Where you have an oval vessel to mea sure, ascertain the transverse or longest diameter, and the cojugate, or shortest diameter; multiply them together and di vide as. above.
Prismatic vessels are measured accord ing to the first explanation, and frustrated or pyramidical vessels are disposed of in the same manner as those whose side or sides regularly augment, or vice versa. Truncated cones, likewise, come under the same rule ; only treating their termi nations as circles, instead of computing them as squares, or rectilinear bases.
The following very easy mode of ascer taining the contents of a conic frustum is given by the ingenious Newton. Mul tiply each diameter (i. e. of top and bot tom) by itself; then the one by the other, and the aggregate of those products by the altitude ; multiply also the last pro duct by 78539, (the superficial content of a circle whose diameter is 1000) ; a third part of the product is the measure of the frustum.

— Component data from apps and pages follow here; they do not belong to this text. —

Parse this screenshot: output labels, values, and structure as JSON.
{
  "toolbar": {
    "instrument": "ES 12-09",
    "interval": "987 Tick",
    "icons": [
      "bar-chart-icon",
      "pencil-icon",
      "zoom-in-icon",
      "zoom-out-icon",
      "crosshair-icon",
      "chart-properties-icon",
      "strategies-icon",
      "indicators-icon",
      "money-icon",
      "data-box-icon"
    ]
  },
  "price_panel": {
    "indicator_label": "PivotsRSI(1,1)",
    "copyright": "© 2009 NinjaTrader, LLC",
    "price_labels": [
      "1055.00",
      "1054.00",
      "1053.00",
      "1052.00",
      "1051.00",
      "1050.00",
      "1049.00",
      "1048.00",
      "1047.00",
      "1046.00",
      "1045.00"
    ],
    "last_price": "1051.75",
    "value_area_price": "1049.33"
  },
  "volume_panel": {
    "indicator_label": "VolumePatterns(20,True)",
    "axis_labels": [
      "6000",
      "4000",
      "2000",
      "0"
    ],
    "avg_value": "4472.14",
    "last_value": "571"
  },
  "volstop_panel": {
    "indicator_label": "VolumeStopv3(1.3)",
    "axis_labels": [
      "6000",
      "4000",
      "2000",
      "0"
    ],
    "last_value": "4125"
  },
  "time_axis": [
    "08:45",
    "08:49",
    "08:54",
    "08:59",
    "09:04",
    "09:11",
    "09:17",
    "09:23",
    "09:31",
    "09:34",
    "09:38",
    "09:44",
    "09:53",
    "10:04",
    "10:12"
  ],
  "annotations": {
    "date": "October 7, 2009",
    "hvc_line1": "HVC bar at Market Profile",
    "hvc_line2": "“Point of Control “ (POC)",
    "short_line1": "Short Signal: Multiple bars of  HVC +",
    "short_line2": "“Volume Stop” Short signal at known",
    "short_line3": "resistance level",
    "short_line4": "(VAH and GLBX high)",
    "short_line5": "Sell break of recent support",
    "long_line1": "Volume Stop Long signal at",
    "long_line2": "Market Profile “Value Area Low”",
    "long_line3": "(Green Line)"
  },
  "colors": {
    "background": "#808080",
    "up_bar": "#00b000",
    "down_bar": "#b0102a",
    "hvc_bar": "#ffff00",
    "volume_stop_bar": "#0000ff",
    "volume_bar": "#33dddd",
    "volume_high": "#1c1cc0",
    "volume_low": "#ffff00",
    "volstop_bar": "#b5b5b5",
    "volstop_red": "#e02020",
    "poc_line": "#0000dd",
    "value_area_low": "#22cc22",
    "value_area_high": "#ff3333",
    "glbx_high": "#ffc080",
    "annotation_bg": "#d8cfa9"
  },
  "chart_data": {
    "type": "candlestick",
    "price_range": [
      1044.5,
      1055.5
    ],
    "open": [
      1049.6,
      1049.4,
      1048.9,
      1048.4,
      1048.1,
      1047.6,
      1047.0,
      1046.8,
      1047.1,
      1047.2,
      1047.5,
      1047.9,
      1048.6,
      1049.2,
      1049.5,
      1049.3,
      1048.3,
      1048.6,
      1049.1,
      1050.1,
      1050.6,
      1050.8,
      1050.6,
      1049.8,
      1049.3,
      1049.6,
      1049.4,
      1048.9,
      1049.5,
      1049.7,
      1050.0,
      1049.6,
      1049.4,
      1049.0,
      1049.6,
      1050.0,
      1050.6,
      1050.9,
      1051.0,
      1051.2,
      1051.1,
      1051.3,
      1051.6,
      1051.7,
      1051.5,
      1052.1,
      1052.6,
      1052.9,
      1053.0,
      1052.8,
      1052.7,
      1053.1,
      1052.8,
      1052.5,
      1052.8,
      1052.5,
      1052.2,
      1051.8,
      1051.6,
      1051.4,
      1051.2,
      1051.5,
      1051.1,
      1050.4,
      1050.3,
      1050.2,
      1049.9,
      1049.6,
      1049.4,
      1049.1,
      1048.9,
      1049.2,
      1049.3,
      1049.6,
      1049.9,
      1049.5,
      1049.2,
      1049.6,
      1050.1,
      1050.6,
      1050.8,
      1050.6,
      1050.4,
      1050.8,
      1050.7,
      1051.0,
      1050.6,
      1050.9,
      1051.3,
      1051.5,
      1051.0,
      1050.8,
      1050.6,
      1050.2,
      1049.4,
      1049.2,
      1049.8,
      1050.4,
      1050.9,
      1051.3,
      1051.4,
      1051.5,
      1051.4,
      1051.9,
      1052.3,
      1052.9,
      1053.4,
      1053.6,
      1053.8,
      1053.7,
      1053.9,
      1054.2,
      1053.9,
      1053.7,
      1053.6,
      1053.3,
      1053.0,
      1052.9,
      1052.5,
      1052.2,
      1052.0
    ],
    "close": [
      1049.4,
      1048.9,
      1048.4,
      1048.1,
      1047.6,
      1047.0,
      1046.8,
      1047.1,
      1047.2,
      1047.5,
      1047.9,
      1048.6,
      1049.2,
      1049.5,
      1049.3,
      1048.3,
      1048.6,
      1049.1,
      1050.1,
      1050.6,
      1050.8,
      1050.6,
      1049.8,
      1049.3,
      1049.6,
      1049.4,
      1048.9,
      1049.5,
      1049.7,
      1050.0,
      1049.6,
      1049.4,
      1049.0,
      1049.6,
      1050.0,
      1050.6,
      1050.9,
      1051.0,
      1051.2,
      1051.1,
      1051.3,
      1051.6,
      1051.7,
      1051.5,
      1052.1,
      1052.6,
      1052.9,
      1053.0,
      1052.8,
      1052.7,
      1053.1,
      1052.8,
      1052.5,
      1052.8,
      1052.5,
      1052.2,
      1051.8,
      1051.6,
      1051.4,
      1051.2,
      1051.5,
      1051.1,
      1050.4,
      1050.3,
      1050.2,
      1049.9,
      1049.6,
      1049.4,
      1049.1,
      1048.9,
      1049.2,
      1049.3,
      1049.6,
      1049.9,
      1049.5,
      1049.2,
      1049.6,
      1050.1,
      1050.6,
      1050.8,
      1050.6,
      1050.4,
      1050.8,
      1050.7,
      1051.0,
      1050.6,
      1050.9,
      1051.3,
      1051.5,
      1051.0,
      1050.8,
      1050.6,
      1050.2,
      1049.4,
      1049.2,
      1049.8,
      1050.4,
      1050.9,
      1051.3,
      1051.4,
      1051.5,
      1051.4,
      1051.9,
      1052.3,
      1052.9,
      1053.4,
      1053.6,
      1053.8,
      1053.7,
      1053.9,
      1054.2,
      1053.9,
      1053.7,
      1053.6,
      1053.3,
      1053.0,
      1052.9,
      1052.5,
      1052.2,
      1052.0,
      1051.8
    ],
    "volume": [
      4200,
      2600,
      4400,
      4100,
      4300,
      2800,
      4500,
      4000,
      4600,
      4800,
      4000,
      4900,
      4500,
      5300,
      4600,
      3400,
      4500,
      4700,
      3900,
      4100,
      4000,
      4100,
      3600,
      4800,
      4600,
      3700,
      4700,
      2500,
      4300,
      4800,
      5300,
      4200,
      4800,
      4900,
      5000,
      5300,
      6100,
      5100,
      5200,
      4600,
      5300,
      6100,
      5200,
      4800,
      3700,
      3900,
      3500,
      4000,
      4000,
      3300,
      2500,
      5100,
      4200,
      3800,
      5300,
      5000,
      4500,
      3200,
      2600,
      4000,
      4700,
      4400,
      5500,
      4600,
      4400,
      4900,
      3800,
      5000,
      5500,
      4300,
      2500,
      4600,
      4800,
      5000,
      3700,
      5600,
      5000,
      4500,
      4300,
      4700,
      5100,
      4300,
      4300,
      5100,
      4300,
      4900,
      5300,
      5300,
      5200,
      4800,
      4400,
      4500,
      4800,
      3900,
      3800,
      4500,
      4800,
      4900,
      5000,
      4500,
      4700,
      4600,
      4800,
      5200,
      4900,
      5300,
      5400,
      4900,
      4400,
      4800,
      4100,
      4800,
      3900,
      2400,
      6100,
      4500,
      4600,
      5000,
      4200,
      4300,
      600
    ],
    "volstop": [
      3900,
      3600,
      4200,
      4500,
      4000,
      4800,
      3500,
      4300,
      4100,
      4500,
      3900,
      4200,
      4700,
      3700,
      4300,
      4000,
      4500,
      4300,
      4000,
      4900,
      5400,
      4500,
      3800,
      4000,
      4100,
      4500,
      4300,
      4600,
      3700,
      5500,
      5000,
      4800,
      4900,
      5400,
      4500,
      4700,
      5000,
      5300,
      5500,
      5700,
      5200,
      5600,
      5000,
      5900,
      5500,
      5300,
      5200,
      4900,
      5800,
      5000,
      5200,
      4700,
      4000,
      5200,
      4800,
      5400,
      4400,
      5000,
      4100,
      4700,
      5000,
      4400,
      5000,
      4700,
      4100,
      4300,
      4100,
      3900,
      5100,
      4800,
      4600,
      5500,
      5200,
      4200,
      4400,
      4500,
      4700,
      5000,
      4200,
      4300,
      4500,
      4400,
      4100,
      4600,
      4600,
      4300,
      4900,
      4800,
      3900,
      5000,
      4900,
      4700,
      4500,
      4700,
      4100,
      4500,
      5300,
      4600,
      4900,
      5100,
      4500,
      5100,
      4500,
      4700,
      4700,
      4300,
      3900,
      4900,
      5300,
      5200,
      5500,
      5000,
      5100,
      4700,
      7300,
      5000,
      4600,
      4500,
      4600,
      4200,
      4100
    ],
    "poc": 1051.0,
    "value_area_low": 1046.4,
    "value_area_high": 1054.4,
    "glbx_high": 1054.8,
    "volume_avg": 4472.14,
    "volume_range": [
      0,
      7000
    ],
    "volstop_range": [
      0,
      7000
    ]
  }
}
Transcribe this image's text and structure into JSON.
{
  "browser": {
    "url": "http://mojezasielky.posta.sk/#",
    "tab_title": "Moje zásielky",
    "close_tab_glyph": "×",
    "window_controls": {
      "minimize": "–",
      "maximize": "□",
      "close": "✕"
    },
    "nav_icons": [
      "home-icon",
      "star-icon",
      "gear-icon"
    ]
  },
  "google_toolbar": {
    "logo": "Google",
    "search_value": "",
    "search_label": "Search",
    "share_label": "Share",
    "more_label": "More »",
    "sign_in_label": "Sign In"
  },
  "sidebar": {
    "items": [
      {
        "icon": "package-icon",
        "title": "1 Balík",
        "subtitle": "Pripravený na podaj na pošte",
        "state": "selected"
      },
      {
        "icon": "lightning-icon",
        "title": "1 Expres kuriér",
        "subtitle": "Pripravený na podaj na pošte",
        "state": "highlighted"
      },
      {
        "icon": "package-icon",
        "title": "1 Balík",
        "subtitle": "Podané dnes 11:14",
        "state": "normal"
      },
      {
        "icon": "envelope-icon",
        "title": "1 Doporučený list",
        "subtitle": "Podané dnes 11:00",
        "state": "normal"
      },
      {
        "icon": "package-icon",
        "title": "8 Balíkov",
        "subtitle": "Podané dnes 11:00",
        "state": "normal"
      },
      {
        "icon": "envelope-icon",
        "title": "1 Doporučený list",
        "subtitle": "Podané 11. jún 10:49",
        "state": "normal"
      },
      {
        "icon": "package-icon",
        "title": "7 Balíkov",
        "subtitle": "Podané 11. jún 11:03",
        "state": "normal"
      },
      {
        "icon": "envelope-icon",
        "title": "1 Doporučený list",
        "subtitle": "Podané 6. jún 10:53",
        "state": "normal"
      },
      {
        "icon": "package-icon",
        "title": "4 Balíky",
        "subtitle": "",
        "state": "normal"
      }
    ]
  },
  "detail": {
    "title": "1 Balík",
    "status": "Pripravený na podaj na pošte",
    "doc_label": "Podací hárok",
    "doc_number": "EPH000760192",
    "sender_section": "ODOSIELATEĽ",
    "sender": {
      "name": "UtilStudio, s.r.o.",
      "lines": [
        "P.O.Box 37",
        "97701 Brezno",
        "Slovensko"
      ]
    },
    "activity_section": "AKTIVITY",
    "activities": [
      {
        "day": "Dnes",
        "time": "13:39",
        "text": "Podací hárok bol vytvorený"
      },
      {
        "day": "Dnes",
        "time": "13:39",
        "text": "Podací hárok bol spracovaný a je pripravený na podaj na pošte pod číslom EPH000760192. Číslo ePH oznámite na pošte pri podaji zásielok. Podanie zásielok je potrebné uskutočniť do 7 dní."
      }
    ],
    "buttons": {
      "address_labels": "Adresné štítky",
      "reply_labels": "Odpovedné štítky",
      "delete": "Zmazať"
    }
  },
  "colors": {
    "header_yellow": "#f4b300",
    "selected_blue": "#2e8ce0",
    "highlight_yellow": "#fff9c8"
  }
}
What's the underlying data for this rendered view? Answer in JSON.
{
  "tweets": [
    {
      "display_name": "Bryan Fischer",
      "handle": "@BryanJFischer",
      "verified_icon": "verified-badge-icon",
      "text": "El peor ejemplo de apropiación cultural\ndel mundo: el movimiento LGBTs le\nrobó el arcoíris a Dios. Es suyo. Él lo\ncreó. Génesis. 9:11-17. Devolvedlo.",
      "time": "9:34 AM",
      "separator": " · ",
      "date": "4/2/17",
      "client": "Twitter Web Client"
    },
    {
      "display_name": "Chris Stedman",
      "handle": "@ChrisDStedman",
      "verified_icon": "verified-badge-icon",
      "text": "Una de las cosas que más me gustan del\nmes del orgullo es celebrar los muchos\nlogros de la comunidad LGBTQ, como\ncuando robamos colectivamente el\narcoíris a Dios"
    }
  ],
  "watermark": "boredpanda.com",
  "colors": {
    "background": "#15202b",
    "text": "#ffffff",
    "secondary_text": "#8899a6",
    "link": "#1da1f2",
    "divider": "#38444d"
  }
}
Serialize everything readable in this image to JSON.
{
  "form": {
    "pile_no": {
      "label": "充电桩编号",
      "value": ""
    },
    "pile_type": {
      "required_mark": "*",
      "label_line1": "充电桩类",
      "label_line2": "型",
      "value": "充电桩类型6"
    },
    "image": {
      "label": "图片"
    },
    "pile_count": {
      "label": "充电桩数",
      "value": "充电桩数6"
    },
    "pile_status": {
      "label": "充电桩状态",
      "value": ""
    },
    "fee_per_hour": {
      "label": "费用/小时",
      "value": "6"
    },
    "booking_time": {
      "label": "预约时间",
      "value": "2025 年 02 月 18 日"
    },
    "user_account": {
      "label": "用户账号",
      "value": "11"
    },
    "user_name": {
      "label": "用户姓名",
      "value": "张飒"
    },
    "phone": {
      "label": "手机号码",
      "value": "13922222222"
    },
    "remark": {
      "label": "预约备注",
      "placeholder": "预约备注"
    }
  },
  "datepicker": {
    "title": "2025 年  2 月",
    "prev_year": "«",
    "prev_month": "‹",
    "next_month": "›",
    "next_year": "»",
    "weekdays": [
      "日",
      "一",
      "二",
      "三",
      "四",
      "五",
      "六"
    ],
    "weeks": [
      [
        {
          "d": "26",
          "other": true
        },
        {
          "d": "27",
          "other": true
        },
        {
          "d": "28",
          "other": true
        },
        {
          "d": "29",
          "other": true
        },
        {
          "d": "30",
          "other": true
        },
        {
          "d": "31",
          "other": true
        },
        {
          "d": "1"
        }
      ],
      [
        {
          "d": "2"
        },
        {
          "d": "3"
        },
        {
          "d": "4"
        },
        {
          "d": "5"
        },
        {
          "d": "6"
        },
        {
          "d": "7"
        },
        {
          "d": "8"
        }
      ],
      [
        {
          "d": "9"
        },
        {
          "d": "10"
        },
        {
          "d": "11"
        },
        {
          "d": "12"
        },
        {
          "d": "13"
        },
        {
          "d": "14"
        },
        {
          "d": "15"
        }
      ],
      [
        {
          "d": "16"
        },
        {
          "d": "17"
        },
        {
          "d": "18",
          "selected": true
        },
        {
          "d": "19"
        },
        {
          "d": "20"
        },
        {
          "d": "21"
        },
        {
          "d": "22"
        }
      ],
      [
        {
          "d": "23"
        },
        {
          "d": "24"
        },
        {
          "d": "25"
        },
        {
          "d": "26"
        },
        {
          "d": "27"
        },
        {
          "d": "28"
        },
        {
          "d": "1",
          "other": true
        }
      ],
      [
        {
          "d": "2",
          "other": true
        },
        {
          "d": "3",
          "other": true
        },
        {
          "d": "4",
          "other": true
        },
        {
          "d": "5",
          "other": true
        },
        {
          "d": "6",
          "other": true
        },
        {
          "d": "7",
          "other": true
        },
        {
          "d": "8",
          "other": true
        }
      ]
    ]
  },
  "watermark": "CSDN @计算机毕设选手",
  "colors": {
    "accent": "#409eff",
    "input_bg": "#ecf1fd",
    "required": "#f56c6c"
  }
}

Therefore, when vessels have their sides composed of straight ribs, proceed ing in right lines from one to the other end of the conic frustum, the measure ment is easily made ; thus we may, with out difficulty, ascertain the contents of great coppers, mashing-tubs, corn-binns, and a great variety of similar vessels. But we rarely see casks of any description formed by the union of two frustrated cones ; their usual shape is more sphe roidal; that is, they have an arched or swelling course from the bung to the chimb or end ; consequently these con . tain more than such as are truly conical. This occasions the necessity for allowing something for the bulge or swell, and of taking the diameter at the centre, be the bung and the chimb, which diameter will give a true medium. The thickness of the cask may easily be as certained by aid of calibre compasses applied to the proper part. The length of the cask may be measured internally, by putting a rod or wand in at the tap hole, and the internal diameter may be taken in a similar way at the bung ; bat such can only be done when the cask is empty, or, at least, opened for the pur pose : whereas casks that are filled and sealed must often be measured ; for this purpose the calibre compasses are ex tremely useful, since they embrace the outside measure. To correct the com putation, we must usually allow an inch and a half in the whole length, and the same in the whole diameters at the hung and chimb, thus exteriorly taken, for the thickness of the cask itself. This deduc tion being made, we must compute ac cording to the form or swell of the staves. If they be much raised, we multiply the difference between the diameter at the bung, and at the end, by .7; if less raised, or swelling, we multiply the difference by .65 ; if nearly straight, by .6, and if rectilinear, or truly conical, by .55 ; the product added to the diameter at the end, or head, will give a mean diameter. Suppose the diameter within the bung to be 32 inches, at the head 24, and that the length within be 40 ; the difference be tween 32 and 24 is 8, which, multiplied by .7, gives 5.6 ; add thereto the diameter at the head, 24, and the medium will be 29.6; multiply by the length 40, and di vide by 359.05, and the quotient will be ale gallons 97.4. And thus, with the other multipliers, according to the apparent bulge or swell between the bung and the chimb, and according to wine or ale mea sure.